Select your site and then click on “URL Inspection” on the left hand side and type in the URL you want to check. It will let you know if that webpage is indexed or if there are any issues.
C. Google Search
You can also check the index status – again, different than indexability – of your entire site by doing a special google search.
Navigate to Google.com and type this in the search box: “site:example.com”. Replace “example.com” with your website name. This will show you all the pages that Google has indexed for your site.
While you are here, you might as well browse through the results and look for anything strange or incorrect.
#2 – Mobile Friendliness
Mobile friendliness refers to how well your website displays on mobile devices such as smartphones.
Searches from mobile devices now account for a majority of searches on Google.
Recently, Google changed all of its search results to mobile first meaning that the results shown are tailored for mobile devices first and other devices second. If you have a website that displays great on desktops but looks and functions terrible on mobile, your rankings will suffer from this change. You might find your rankings completely disappear.
So obviously it is a big deal to make sure that Google sees your site as mobile friendly. Fortunately there is a simple way to check, provided by Google for free.
The easiest way to test this is to head over here and enter in your website. You should get a message like the following if everything is ok.
If not, then you will need to work on redesigning your website to be mobile friendly. Contact your webdesigner or give us a call.
#3 – Security
Security is important for all aspects of life, both digital and real.

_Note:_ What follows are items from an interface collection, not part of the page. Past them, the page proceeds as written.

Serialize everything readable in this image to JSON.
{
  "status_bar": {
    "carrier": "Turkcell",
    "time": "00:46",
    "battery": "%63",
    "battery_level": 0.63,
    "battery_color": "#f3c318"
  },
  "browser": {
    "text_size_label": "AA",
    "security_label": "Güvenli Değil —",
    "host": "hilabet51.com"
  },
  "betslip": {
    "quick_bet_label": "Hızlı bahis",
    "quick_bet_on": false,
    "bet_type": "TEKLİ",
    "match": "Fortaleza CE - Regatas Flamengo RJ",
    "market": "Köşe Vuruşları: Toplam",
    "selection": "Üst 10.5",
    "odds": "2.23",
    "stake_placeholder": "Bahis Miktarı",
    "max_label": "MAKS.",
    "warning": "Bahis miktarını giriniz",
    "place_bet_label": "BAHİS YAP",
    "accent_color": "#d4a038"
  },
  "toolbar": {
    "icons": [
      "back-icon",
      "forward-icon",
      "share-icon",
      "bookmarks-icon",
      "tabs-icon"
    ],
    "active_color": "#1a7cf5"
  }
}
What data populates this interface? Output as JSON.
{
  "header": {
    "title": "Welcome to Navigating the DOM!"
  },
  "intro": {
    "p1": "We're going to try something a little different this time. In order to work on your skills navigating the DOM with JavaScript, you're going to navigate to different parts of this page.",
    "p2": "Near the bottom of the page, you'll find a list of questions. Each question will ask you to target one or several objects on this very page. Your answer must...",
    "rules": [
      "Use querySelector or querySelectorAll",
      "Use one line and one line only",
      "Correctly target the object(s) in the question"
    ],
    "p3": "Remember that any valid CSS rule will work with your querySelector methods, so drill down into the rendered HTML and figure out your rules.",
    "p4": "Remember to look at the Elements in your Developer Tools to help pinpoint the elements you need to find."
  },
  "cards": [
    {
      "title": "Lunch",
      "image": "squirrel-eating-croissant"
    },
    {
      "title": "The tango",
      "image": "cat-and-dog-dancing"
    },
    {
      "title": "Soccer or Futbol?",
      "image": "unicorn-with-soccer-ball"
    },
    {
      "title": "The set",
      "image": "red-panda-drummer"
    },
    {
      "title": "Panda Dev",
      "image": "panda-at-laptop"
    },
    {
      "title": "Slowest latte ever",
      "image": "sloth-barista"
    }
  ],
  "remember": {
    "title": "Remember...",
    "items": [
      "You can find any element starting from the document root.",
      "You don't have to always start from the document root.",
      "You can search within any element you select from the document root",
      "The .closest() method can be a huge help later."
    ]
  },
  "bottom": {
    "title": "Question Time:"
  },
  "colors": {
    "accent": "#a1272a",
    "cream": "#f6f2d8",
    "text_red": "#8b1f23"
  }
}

For SEO though, the only directly consequential security feature a website must have is SSL.
SSL stands for Secure Socket Layer and is a standard for encrypting data transmitted over the internet. You have most likely noticed the symbol in your browser that looks like a padlock.
You’ll also notice that next to the padlock is “https” instead of “http”. The “s” in this case indicates “secure”. It means that SSL is activated on the website and data is being encrypted. If you click on the padlock, you will get additional info about the security of the site.
Traditionally, only websites that transmitted private data (online stores, banks, etc.) would have SSL. But in 2014, that changed with this announcement from Google:
“For these reasons, over the past few months we’ve been running tests taking into account whether sites use secure, encrypted connections as a signal in our search ranking algorithms. We’ve seen positive results, so we’re starting to use HTTPS as a ranking signal. For now it’s only a very lightweight signal — affecting fewer than 1% of global queries, and carrying less weight than other signals such as high-quality content— while we give webmasters time to switch to HTTPS. But over time, we may decide to strengthen it, because we’d like to encourage all website owners to switch from HTTP to HTTPS to keep everyone safe on the web.”
Over time, Google has definitely strengthened the signal. In 2018, Google expects all sites to be using https.
So how do you test site security?
As mentioned above, you can navigate to your website and then look for the padlock in your browser navigation bar. If you don’t have a padlock, it could look like this depending on your browser:
-or even this dangerous looking warning-
But sometimes that is not enough to be sure. Or maybe you want to check that the SSL certificate you paid good money for is actually living up to its promises. In that case, head over to Qualys and type in your website.
If everything is ok, you should see A’s across the board.
If you have anything other than A’s, then you will need to look into what is going wrong. It is beyond the scope of this article to dig into fixing SSL errors, but I will point you to a great resource for fixing the most common problem: Mixed Content.
In about 15 minutes or less, you can test 3 important SEO factors for your website. Making sure that your site is indexable, mobile friendly, and secure lies the foundation for further SEO improvements.
If you have something to add, or something I missed, please let me know in the comments. If you need professional help with any of these SEO factors, or SEO in general, please don’t hesitate to contact us.